I often see her coming down Penglais Hill. She is a tiny, wee thing of a woman, always dressed in outlandish clothes. Sometimes it is a South American-Indian style cape or tartan stockings. Nothing fits and nothing matches. It is as if she has rifled through a dressing-up box and found various oddments she fancied. She likes crazy hats. The other day she had on a polka-dot skirt, a black anorak and a bright red woolen hat. I nod my head at her but she barely notices. She walks with purpose, without, it appears going anywhere specific. She wanders. She has a key on a chain around her neck.
A blood vessel has burst in my eye. I get them now and again. When I’m tired or overwrought. It must be from Thursday when I had three bookings, the last one being ten at night. Too late. I only four hours sleep. It takes its toll, that. And I shall be fifty-three next Wednesday. I feel fit but I need sleep. Good sleep. Deep sleep. I try to see the beauty in the spilling of red. Watching its shape.
A seagull flies past my window, wings taut in the window, wing tips like fingers spread against the breeze.
Earlier I caught a young wasp in a cloth and set it free through the window.
How I love Public Libraries. You walk in and come out with four new books to read. What a pleasure to choose. I don’t want to own them, to borrow is such pleasure. A dipping in. A lightness. No committal. Grahame Greene, Ali Smith, Tove Jansson and an author I’ve never heard of, Jim Grace. I wanted slim novels. Handbag-size with beautiful covers. White Noise will have to wait – it is too big to take with me. I suppose I should get a Kindle, I say to him. They’re not doing so well, he says, they haven’t taken off the way they expected. Are people going back to books then? I ask.

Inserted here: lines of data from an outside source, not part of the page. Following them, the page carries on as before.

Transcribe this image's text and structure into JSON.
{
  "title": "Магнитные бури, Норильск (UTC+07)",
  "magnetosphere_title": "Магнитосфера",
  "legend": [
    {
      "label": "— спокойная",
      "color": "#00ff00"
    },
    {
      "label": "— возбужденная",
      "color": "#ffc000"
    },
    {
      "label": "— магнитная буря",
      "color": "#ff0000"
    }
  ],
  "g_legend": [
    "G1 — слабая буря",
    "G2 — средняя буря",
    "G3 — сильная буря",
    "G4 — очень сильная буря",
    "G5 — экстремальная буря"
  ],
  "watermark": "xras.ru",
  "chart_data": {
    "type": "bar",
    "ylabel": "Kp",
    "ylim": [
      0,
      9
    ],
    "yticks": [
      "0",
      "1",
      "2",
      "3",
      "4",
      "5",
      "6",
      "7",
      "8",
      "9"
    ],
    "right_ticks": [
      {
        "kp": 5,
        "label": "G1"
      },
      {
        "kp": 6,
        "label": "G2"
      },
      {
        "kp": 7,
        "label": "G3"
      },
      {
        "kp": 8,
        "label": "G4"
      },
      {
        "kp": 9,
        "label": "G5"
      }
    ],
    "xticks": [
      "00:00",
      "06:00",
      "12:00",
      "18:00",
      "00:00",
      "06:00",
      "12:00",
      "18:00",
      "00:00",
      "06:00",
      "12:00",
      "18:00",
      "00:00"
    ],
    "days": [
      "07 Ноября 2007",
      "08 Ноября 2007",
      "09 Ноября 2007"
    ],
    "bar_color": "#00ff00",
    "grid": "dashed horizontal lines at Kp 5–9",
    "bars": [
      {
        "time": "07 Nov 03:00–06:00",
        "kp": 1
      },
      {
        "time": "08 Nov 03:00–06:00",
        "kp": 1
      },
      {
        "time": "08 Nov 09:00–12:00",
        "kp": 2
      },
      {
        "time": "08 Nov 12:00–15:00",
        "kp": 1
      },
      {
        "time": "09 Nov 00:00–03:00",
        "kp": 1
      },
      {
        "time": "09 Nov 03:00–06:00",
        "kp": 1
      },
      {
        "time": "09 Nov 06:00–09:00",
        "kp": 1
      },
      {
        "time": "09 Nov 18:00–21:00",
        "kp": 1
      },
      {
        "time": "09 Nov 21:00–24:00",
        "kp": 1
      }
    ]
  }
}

I never left them. It is all in the handling of them. The bookmarking. The things left inside them. The date stamps. The smell.
It is time. It is time for an adventure. Are you ready?